TALIA DELCOGLIANO, EDUARDO DIMARTINO,
COLIN EDWARDS, ROBERT FEETHAM,
THOMAS GOUGH, MICHAEL LUCKETT,
EN LAI MAH, ERICA OVERHOLT, PAT PARISELLI, KARIN RANDOJA, LESLEY ROBERTSON,
AARON ROTHERMUND, LEA RUSSELL,
JAMIE SAMPSON, ROSELIE WILLIAMSON, MICHELLE URBANO and ANDREW YOUNG


Production Details

  • Co-Production with the Campbell House Museum, Toronto, ON. (October 2013)
 

Press Quotes (only the favourable ones, really)

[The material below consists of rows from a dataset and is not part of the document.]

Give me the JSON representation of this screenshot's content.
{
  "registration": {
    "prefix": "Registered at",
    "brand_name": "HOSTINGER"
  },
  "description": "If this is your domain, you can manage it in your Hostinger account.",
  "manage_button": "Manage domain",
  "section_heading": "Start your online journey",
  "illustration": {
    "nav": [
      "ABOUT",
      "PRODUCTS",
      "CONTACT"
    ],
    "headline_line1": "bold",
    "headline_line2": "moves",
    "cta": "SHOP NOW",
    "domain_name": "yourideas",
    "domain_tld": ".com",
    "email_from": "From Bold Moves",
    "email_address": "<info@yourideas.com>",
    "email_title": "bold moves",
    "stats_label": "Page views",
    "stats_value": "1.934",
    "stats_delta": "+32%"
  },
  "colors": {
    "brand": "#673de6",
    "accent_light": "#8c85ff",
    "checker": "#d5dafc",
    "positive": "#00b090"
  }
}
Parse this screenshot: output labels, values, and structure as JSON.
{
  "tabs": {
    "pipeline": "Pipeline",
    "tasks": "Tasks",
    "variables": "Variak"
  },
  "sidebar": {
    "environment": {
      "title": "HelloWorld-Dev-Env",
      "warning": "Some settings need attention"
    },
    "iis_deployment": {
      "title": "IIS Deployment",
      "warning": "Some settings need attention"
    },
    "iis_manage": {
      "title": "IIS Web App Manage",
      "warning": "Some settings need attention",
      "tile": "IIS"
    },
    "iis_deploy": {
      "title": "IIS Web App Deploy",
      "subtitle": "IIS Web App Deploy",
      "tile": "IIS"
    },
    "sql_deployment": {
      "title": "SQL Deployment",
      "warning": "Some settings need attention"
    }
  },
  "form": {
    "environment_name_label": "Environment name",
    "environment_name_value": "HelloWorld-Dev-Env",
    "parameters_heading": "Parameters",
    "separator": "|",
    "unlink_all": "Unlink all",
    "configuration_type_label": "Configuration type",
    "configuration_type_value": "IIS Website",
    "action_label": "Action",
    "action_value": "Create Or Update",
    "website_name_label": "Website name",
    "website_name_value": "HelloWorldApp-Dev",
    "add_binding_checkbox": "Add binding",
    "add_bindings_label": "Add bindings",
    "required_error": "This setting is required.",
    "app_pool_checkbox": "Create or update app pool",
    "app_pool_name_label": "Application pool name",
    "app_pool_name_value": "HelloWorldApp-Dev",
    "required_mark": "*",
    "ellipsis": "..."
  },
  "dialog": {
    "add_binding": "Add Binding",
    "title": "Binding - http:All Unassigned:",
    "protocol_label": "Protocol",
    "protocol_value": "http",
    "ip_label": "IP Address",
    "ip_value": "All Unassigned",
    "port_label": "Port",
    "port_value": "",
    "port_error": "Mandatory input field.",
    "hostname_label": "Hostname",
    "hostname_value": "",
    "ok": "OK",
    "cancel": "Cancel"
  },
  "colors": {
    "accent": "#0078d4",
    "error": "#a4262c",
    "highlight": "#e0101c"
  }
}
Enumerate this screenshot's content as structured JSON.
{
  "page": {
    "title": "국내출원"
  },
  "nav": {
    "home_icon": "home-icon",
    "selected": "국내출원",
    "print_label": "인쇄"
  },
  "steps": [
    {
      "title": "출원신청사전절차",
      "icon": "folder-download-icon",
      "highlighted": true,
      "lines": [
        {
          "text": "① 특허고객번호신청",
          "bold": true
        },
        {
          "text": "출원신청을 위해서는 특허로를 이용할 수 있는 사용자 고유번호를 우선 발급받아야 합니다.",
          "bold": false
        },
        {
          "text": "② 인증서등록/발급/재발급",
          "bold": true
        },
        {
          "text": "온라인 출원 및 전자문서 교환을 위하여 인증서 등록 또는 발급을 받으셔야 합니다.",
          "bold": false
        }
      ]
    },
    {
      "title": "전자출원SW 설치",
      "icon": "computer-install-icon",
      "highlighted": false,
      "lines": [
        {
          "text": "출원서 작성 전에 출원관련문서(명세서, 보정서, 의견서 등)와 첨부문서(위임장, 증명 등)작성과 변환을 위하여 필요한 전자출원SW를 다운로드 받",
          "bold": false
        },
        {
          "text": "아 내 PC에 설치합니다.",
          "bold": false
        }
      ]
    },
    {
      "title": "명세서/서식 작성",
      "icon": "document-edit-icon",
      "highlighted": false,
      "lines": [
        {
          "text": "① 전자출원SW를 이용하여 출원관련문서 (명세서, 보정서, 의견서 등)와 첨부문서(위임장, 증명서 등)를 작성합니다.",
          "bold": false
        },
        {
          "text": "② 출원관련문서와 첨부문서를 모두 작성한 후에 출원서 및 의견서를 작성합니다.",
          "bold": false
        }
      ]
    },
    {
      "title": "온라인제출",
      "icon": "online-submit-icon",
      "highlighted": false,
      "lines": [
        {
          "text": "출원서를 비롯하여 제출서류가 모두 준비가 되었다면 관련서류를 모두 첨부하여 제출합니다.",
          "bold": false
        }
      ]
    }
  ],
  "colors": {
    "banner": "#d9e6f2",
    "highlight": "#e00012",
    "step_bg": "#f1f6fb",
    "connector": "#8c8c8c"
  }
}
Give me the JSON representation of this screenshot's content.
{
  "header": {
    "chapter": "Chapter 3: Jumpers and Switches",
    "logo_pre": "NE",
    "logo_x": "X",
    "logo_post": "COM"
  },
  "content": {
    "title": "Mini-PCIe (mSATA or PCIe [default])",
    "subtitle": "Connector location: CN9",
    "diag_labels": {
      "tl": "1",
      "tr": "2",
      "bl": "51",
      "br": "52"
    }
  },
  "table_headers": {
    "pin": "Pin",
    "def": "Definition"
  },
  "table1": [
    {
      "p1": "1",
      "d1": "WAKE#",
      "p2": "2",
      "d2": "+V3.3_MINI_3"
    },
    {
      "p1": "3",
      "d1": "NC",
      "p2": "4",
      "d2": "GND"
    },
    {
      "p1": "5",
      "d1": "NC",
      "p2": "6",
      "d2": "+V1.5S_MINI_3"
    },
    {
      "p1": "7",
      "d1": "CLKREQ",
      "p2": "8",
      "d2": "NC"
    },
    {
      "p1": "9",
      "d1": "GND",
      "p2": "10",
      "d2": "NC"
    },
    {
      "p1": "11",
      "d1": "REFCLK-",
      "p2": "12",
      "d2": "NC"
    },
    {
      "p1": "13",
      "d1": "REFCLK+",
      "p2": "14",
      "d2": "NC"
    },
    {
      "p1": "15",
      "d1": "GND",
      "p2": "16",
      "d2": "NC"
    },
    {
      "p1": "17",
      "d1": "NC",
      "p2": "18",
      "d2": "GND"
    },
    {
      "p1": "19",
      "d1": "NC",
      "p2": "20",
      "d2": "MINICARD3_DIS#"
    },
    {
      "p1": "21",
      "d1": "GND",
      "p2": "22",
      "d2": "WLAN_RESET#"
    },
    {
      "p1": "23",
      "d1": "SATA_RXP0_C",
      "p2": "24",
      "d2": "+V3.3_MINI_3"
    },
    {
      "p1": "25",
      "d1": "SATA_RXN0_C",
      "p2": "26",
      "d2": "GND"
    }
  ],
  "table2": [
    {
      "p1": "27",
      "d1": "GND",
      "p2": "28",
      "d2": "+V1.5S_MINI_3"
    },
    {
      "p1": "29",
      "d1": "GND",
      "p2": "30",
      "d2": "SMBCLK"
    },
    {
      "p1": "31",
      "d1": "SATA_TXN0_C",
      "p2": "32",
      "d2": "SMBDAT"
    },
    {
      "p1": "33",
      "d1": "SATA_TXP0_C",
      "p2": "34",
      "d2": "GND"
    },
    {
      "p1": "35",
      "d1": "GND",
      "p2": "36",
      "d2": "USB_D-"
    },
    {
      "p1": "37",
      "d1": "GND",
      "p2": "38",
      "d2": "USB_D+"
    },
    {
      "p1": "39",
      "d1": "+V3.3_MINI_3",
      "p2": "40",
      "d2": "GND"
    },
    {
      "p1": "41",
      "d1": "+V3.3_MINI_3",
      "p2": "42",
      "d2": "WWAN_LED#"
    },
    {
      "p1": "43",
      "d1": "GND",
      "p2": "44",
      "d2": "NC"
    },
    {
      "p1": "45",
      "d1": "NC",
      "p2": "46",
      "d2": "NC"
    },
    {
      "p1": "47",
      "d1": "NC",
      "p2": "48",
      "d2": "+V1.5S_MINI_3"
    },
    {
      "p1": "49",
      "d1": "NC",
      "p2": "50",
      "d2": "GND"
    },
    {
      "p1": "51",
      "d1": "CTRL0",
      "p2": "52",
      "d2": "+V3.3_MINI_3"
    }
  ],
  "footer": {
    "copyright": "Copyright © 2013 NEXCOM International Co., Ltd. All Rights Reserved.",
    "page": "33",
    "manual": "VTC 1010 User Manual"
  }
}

But the haunted nature of the series of small plays isn’t “Gotcha!” in nature, it’s the slow dawning realization that something profoundly worrying underlies things which initially seem normal. Overall, You Can Sleep When You’re Dead ranges from good to very good, with a few piercing moments.
— Mooney on Theatre
In terms of smaller-budget shows, You Can Sleep When You’re Dead, from the five-year-old indie company Theatre Lab, has transformed Campbell House, the oldest remaining house from the old Town of York, into a haunted historic site for Halloween.
— J. Kelly Nestruck (The Globe and Mail)
The two best works are by Sandler and Brock. In the first, a grieving family – or are they? – await the reading of the paterfamilias’s will, but a surprise visitor shows up to take what’s legally hers. Sandler’s expert at blending tart, bitchy comedy and gruesome action. In the second, the most creepy of the five, a cook prepares a meal for a demanding family as two men, whose relatives are known for their good taste, offer various ingredients for her dishes. Turns out she has an alternative idea for a source of victuals. That scene also features the evening’s most subtle performances, by Erica Overholt as the cook and Colin Edwards as the young fellow who eagerly offers to help her.
— Jon Kaplan and Glenn Sumi (Now Magazine)